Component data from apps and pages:
---

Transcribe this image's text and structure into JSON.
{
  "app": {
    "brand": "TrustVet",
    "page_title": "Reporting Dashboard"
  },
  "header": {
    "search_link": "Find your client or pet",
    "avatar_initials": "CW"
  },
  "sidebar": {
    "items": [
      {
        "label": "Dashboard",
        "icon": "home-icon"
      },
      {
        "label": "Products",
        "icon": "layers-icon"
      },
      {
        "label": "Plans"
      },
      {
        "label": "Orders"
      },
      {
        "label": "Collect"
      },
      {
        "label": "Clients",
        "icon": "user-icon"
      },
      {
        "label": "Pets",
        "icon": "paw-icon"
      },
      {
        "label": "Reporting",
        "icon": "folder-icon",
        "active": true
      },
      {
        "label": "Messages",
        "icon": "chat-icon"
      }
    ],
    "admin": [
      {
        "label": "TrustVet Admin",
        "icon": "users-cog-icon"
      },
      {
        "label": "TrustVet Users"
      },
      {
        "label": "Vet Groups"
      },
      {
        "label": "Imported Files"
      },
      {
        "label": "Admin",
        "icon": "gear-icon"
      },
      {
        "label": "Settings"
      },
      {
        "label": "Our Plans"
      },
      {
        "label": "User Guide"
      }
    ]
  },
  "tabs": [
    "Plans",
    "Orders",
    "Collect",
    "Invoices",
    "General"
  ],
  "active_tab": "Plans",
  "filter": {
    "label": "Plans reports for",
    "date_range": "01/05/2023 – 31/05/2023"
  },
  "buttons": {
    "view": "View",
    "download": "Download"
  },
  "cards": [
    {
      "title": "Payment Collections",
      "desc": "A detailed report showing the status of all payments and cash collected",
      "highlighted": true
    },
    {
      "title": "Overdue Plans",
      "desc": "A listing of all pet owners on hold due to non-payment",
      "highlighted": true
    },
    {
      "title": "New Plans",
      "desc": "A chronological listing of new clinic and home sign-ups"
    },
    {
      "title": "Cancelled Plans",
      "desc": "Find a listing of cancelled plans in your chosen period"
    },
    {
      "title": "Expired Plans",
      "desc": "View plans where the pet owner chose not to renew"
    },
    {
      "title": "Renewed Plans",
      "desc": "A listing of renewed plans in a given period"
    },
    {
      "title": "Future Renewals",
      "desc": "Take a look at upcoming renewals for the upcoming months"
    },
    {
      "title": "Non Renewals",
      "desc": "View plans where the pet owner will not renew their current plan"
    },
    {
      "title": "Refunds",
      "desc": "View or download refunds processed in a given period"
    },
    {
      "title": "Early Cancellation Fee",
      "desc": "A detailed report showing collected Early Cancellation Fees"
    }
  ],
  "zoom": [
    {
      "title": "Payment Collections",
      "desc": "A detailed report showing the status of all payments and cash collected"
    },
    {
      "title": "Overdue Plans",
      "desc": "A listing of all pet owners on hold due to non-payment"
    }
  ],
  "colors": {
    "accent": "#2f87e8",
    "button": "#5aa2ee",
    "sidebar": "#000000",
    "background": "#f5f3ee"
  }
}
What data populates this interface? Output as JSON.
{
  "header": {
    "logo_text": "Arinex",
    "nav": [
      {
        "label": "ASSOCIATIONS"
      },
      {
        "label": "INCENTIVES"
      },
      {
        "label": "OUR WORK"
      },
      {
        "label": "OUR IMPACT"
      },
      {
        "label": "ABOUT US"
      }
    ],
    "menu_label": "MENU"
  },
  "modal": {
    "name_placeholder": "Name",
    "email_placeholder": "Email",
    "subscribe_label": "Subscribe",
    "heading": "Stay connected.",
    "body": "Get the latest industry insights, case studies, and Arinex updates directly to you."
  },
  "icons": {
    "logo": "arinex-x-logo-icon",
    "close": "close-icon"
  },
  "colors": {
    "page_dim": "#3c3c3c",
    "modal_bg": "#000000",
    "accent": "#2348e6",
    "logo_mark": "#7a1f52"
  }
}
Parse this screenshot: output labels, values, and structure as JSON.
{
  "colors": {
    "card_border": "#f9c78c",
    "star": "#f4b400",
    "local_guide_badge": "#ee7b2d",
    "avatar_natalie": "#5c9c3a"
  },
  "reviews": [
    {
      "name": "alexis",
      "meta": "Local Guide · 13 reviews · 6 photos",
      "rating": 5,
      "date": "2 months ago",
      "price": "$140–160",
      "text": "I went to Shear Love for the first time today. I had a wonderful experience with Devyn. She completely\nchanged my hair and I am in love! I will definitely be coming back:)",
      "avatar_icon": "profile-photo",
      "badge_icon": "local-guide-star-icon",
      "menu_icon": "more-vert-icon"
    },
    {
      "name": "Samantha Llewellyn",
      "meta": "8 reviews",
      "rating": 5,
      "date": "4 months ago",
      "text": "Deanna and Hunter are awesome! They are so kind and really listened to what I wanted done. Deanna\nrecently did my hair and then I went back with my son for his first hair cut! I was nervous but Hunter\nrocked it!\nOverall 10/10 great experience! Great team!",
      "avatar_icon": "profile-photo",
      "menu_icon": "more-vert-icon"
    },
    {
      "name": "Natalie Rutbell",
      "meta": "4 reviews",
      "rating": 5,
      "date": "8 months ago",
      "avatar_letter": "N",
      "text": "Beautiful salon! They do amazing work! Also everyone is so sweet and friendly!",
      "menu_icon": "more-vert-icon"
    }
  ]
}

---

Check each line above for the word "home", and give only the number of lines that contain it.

2